Consumers of today are not the same consumers of three months ago.
Though COVID-19 has forced society to slow down, the crisis has also caused the world to transform at a rapid rate, affecting virtually every institution, industry and the businesses that shape it. In a new “Future Consumer 2022” white paper, trend forecasting firm WGSN mapped out current consumer sentiments regarding the pandemic calling out fear, a desynchronized society, equitable resilience and radical optimism as the main emotions shaping consumers daily lives.
Here’s a look at how new routines, isolation and flashbacks of the Great Recession are informing future consumer trends.
Environmental and economic uncertainty are some of the top consumer sentiments that are reshaping the way they spend.
Eco anxiety, a term referring to the state of anxiety about the effects of global warming, has been a growing concern specifically among the Gen Z demographic, according to the report. In a WGSN climate survey from 2019, 90 percent of global respondents said the thought of a climate crisis made them feel uneasy about their future.
With the last economic crisis not far behind us—the 2008 Great Recession was just 12 years ago—many are familiar with the effects of global financial unrest. The coronavirus pandemic, which has already caused many businesses and retailers to file for bankruptcy and lay off or furlough employees, is resurfacing that fear.
Fear is also somewhat contagious. With society more connected than ever, fear can spread more rapidly than ever, WGSN noted. Experts refer to the phenomenon as emotional contagion, in which people mimic the feelings of those around them.
With much of the population working from home, the standard 9-5 workday has shifted, causing many to operate on different time tables. The trend forecasting firm refers to this concept as a “desynchronized society,” in which people continue to do many of the same things, but no longer at the same time as others.
A lack of a routine is also affecting society, as the key pillars that once shaped everyone’s days are now unavailable or offered at limited capacity. Moments such as grocery shopping, visiting the post office and going to the gym are some of the daily tasks that now look completely different, the white paper noted.
Equitable resilience and radical optimism
The coronavirus is teaching many to be resilient and learn important coping skills. Due to the collective suffering—and much of it spent isolated and indoors—consumers are creating time to feel hard emotions. The trend forecasting firm noted that this acknowledgment of struggle and perseverance will make society stronger and enhance their coping skills as a result.

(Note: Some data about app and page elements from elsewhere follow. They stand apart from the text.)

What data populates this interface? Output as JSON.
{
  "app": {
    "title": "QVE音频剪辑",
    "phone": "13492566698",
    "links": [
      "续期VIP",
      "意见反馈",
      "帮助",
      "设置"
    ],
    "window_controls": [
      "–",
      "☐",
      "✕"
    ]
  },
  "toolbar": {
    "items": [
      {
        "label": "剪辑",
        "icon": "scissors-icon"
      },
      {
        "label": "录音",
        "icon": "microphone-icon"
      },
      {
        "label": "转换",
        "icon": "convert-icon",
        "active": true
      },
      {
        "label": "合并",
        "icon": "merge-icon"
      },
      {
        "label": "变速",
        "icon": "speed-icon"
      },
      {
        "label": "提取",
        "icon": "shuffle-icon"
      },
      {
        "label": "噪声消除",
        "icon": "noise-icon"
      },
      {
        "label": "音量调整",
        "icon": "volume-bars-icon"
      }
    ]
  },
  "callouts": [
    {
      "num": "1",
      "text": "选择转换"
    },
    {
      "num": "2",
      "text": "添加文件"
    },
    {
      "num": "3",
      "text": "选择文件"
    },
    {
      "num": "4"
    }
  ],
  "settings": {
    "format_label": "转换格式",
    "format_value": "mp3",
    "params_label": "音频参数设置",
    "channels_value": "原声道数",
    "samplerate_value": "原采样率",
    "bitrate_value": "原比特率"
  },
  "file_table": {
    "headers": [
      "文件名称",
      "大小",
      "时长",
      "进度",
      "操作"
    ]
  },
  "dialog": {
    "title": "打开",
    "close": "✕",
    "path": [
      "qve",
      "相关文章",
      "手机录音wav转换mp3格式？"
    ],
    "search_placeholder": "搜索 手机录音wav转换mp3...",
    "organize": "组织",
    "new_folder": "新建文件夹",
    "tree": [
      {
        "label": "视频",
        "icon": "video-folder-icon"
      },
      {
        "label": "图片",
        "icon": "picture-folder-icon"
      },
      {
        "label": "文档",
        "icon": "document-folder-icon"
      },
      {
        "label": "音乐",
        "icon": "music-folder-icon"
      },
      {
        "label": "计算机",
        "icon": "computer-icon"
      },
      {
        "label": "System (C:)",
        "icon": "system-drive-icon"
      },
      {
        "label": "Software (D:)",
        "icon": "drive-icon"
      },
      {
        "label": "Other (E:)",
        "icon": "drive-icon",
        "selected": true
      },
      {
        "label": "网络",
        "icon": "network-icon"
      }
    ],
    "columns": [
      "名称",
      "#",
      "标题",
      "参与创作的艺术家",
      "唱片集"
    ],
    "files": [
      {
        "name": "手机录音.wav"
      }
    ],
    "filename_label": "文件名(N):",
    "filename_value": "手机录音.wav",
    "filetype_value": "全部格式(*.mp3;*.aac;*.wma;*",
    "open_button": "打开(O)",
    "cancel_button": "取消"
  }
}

Ironically, embracing all emotions will also help society remain more positive. WGSN noted that by 2022, radical optimism will be celebrated, as it will be seen as an act of courage in light of the uncertain times. While morale is low, there has been progress that can’t be discounted—strides in healthcare and global economics can be celebrated, and society will likely choose to focus on successes in the future, WGSN added.